As anyone with liquidity will tell you, the options of where to invest money is not as simple as it once was. Following the collapse of some of the Wall St giants a few years ago, things seemed to go from bad to worse. The enduring uncertainty of the Euro zone and the sovereign debt crisis continues to have many people wondering what the EU will look like in a few years and be even more perplexed in working out who will still be using the Euro as currency.

This of course hasn’t meant bad news for everyone, in spite of the knock on effects. The acronym of BRIC’s has been expanding its club of successful emerging markets, the most recent member being South Africa. According to the Economist, 7 out of the 10 fastest growing economies are on the African continent and, according to recent data, they will be rivalling Asia in terms of growth very soon.

South Africa’s expansion since the end of Apartheid in 1994 has brought a steady rise in confidence from the foreign investment market and in part thanks to the stability provided by the ANC which has allowed 14 international banks to establish offices here as of 2010. Such players as Deutsche Bank and HSBC have had a presence here for many years although the domestic market is still dominated by the five major players, Standard Bank, Nedbank, ABSA, First Rand Bank and Investec who are estimated to hold 85% of banking services in the country. Thanks to the shift in social dynamics, many of these institutions are able to offer similar kinds of services that you would expect from the G8 nations, including structured products to suit the increasing appetite for a sophisticated market.

In a recent interview with the Hon. Pravin Gordhan, Minister of Finance for South Africa and a long time supporter of the ANC, he stated that the ANC had done much for the country.

“It was the only organisation that had a very long history of opposing oppression and repression and fighting for democracy and human rights.”

As with many from Minister Gordhan’s generation, the historical evolution in South Africa is as important to the future as it has been to the past. Looking towards the next generation the Minister stated:

“We need to invest huge amounts of money in our education and training system and ensure that we are building up the capacity of all South Africans to compete in a very competitive and challenging modern world.”

In terms of reacting to the global economic crisis, South Africa was unable to escape totally unharmed and the financial sector was forced into making redundancies. Minister Gordhan has been working on a strategy to reverse this effect and has actively set aside 150 billion Rand over the next 3 years in order to create jobs within the public sector, to invest in training and in various educational institutions.

Aside from the domestic sector, South Africa is aware of the competitive edge it has now that it is the most recent member of the BRICS countries and that creating greater trade between these nations, particularly as it regards investment in infrastructure, will be essential in developing South Africa in line with the government’s initiatives.

“There is a huge deficit on the African continent and investing in infrastructure all over the continent will improve intra-African trade, on the one hand, as well as ensuring that the kinds of investments that BRICS countries make in South Africa and on the African continent will contribute to broader economic growth, globally speaking.”

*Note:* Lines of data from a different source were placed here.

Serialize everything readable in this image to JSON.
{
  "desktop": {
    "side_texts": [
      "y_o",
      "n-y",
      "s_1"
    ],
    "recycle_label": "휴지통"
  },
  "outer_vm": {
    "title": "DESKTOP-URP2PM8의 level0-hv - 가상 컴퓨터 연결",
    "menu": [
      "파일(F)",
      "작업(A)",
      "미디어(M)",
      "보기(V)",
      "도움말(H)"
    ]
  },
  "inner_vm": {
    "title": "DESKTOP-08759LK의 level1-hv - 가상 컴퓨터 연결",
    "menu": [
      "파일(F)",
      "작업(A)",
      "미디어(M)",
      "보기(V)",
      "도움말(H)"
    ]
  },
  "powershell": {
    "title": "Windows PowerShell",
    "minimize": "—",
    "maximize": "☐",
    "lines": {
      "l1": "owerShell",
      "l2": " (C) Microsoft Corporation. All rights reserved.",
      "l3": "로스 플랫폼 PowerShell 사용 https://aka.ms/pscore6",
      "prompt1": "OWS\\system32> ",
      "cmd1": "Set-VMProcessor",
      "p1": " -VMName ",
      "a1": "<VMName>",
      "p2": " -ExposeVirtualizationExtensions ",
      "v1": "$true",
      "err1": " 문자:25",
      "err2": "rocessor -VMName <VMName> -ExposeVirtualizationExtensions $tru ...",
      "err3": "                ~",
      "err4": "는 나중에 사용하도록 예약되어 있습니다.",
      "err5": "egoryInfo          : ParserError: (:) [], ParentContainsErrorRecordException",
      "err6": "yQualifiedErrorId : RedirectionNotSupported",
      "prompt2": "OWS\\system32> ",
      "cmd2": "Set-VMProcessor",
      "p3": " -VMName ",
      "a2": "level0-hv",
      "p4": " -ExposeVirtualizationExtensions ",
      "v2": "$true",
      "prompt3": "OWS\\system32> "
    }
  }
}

While much of the global demand for natural resources will continue to focus on the African continent, many leaders, including Minister Gordhan, are aware that this enables the opportunity to capitalize on trading with technology-based countries such as Germany, South Africa’s second largest importer and fourth largest exporter.

“Germany is known for its technological and innovation capabilities. If we are moving towards industrialisation both in South Africa and the African continent there is scope for new partnerships and investment.”

Given its minimum exposure to toxic debt, South Africa has been able to re- strategise its agenda in order to ensure its long-term ambitions are met. With its current status, South Africa will likely be the first African nation to reach the status of developed country. The exciting part will be what role South Africa can play in the long term as the race for Africa’s continental development truly begins.